====== Entries supplied

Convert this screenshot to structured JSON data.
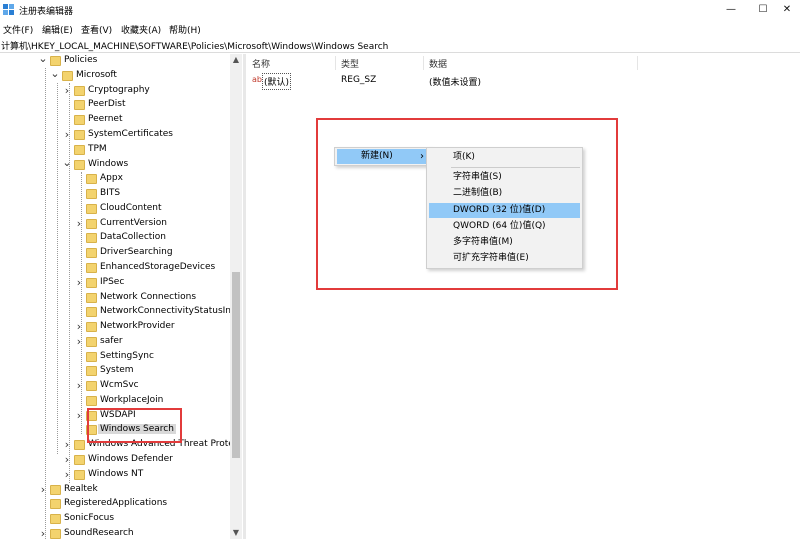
{
  "window": {
    "title": "注册表编辑器",
    "minimize": "—",
    "maximize": "☐",
    "close": "✕"
  },
  "menu": [
    "文件(F)",
    "编辑(E)",
    "查看(V)",
    "收藏夹(A)",
    "帮助(H)"
  ],
  "address": "计算机\\HKEY_LOCAL_MACHINE\\SOFTWARE\\Policies\\Microsoft\\Windows\\Windows Search",
  "tree": [
    {
      "label": "Policies",
      "expand": "v"
    },
    {
      "label": "Microsoft",
      "expand": "v"
    },
    {
      "label": "Cryptography",
      "expand": ">"
    },
    {
      "label": "PeerDist",
      "expand": ""
    },
    {
      "label": "Peernet",
      "expand": ""
    },
    {
      "label": "SystemCertificates",
      "expand": ">"
    },
    {
      "label": "TPM",
      "expand": ""
    },
    {
      "label": "Windows",
      "expand": "v"
    },
    {
      "label": "Appx",
      "expand": ""
    },
    {
      "label": "BITS",
      "expand": ""
    },
    {
      "label": "CloudContent",
      "expand": ""
    },
    {
      "label": "CurrentVersion",
      "expand": ">"
    },
    {
      "label": "DataCollection",
      "expand": ""
    },
    {
      "label": "DriverSearching",
      "expand": ""
    },
    {
      "label": "EnhancedStorageDevices",
      "expand": ""
    },
    {
      "label": "IPSec",
      "expand": ">"
    },
    {
      "label": "Network Connections",
      "expand": ""
    },
    {
      "label": "NetworkConnectivityStatusIndi",
      "expand": ""
    },
    {
      "label": "NetworkProvider",
      "expand": ">"
    },
    {
      "label": "safer",
      "expand": ">"
    },
    {
      "label": "SettingSync",
      "expand": ""
    },
    {
      "label": "System",
      "expand": ""
    },
    {
      "label": "WcmSvc",
      "expand": ">"
    },
    {
      "label": "WorkplaceJoin",
      "expand": ""
    },
    {
      "label": "WSDAPI",
      "expand": ">"
    },
    {
      "label": "Windows Search",
      "expand": ""
    },
    {
      "label": "Windows Advanced Threat Prote",
      "expand": ">"
    },
    {
      "label": "Windows Defender",
      "expand": ">"
    },
    {
      "label": "Windows NT",
      "expand": ">"
    },
    {
      "label": "Realtek",
      "expand": ">"
    },
    {
      "label": "RegisteredApplications",
      "expand": ""
    },
    {
      "label": "SonicFocus",
      "expand": ""
    },
    {
      "label": "SoundResearch",
      "expand": ">"
    }
  ],
  "list": {
    "columns": [
      "名称",
      "类型",
      "数据"
    ],
    "rows": [
      {
        "name": "(默认)",
        "type": "REG_SZ",
        "data": "(数值未设置)"
      }
    ]
  },
  "context_menu": {
    "new_item": "新建(N)",
    "arrow": "›",
    "submenu": [
      "项(K)",
      "字符串值(S)",
      "二进制值(B)",
      "DWORD (32 位)值(D)",
      "QWORD (64 位)值(Q)",
      "多字符串值(M)",
      "可扩充字符串值(E)"
    ]
  },
  "scroll": {
    "up": "▲",
    "down": "▼"
  },
  "colors": {
    "highlight": "#91c9f7",
    "annotation": "#e23b3b",
    "folder": "#f3d36e"
  }
}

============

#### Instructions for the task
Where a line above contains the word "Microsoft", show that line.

#### Exercise output
  "address": "计算机\\HKEY_LOCAL_MACHINE\\SOFTWARE\\Policies\\Microsoft\\Windows\\Windows Search",
      "label": "Microsoft",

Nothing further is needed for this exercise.